### [Material shown]
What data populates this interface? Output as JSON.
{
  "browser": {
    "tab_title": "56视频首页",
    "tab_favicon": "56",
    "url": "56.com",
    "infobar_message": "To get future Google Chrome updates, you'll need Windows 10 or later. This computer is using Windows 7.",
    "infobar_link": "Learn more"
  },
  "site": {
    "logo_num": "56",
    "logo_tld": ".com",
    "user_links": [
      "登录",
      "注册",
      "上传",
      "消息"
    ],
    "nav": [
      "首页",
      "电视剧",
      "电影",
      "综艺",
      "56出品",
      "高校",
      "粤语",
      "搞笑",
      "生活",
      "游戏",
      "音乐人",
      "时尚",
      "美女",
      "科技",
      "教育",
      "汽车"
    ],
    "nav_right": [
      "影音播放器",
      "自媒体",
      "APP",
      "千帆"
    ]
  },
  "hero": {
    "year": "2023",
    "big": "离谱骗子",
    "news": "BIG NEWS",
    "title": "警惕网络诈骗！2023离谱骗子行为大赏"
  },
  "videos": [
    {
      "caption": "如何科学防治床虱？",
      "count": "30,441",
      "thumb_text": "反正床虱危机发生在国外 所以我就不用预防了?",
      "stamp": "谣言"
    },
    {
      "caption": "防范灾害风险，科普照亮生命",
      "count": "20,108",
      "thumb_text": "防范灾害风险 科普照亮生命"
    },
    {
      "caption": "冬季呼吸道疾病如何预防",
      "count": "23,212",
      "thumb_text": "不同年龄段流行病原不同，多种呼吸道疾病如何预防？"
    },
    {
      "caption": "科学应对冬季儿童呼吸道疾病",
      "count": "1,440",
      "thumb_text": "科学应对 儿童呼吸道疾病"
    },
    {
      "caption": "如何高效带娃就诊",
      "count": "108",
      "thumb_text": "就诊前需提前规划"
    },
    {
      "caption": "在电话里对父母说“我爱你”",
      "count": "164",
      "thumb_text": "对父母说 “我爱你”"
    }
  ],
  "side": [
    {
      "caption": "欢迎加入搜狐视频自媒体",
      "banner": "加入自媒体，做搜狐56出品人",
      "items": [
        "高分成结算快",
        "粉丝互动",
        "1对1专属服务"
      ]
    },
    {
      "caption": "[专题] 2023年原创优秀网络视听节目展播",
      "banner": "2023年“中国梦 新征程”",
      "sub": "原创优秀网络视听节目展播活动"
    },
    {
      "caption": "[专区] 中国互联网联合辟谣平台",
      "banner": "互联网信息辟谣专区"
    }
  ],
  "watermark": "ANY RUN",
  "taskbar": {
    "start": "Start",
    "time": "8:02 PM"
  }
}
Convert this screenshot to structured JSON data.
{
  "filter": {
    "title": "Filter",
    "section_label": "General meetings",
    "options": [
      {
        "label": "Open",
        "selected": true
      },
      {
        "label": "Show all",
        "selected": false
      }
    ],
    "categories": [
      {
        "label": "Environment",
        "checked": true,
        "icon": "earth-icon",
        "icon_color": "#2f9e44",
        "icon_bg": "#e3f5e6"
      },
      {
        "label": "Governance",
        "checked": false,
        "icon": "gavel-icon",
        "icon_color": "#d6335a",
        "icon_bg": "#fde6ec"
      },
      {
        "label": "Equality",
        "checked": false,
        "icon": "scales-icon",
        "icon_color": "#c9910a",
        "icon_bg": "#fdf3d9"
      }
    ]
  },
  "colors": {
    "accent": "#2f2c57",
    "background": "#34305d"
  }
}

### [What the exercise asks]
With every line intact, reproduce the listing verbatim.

### [Your solution]
What data populates this interface? Output as JSON.
{
  "browser": {
    "tab_title": "56视频首页",
    "tab_favicon": "56",
    "url": "56.com",
    "infobar_message": "To get future Google Chrome updates, you'll need Windows 10 or later. This computer is using Windows 7.",
    "infobar_link": "Learn more"
  },
  "site": {
    "logo_num": "56",
    "logo_tld": ".com",
    "user_links": [
      "登录",
      "注册",
      "上传",
      "消息"
    ],
    "nav": [
      "首页",
      "电视剧",
      "电影",
      "综艺",
      "56出品",
      "高校",
      "粤语",
      "搞笑",
      "生活",
      "游戏",
      "音乐人",
      "时尚",
      "美女",
      "科技",
      "教育",
      "汽车"
    ],
    "nav_right": [
      "影音播放器",
      "自媒体",
      "APP",
      "千帆"
    ]
  },
  "hero": {
    "year": "2023",
    "big": "离谱骗子",
    "news": "BIG NEWS",
    "title": "警惕网络诈骗！2023离谱骗子行为大赏"
  },
  "videos": [
    {
      "caption": "如何科学防治床虱？",
      "count": "30,441",
      "thumb_text": "反正床虱危机发生在国外 所以我就不用预防了?",
      "stamp": "谣言"
    },
    {
      "caption": "防范灾害风险，科普照亮生命",
      "count": "20,108",
      "thumb_text": "防范灾害风险 科普照亮生命"
    },
    {
      "caption": "冬季呼吸道疾病如何预防",
      "count": "23,212",
      "thumb_text": "不同年龄段流行病原不同，多种呼吸道疾病如何预防？"
    },
    {
      "caption": "科学应对冬季儿童呼吸道疾病",
      "count": "1,440",
      "thumb_text": "科学应对 儿童呼吸道疾病"
    },
    {
      "caption": "如何高效带娃就诊",
      "count": "108",
      "thumb_text": "就诊前需提前规划"
    },
    {
      "caption": "在电话里对父母说“我爱你”",
      "count": "164",
      "thumb_text": "对父母说 “我爱你”"
    }
  ],
  "side": [
    {
      "caption": "欢迎加入搜狐视频自媒体",
      "banner": "加入自媒体，做搜狐56出品人",
      "items": [
        "高分成结算快",
        "粉丝互动",
        "1对1专属服务"
      ]
    },
    {
      "caption": "[专题] 2023年原创优秀网络视听节目展播",
      "banner": "2023年“中国梦 新征程”",
      "sub": "原创优秀网络视听节目展播活动"
    },
    {
      "caption": "[专区] 中国互联网联合辟谣平台",
      "banner": "互联网信息辟谣专区"
    }
  ],
  "watermark": "ANY RUN",
  "taskbar": {
    "start": "Start",
    "time": "8:02 PM"
  }
}
Convert this screenshot to structured JSON data.
{
  "filter": {
    "title": "Filter",
    "section_label": "General meetings",
    "options": [
      {
        "label": "Open",
        "selected": true
      },
      {
        "label": "Show all",
        "selected": false
      }
    ],
    "categories": [
      {
        "label": "Environment",
        "checked": true,
        "icon": "earth-icon",
        "icon_color": "#2f9e44",
        "icon_bg": "#e3f5e6"
      },
      {
        "label": "Governance",
        "checked": false,
        "icon": "gavel-icon",
        "icon_color": "#d6335a",
        "icon_bg": "#fde6ec"
      },
      {
        "label": "Equality",
        "checked": false,
        "icon": "scales-icon",
        "icon_color": "#c9910a",
        "icon_bg": "#fdf3d9"
      }
    ]
  },
  "colors": {
    "accent": "#2f2c57",
    "background": "#34305d"
  }
}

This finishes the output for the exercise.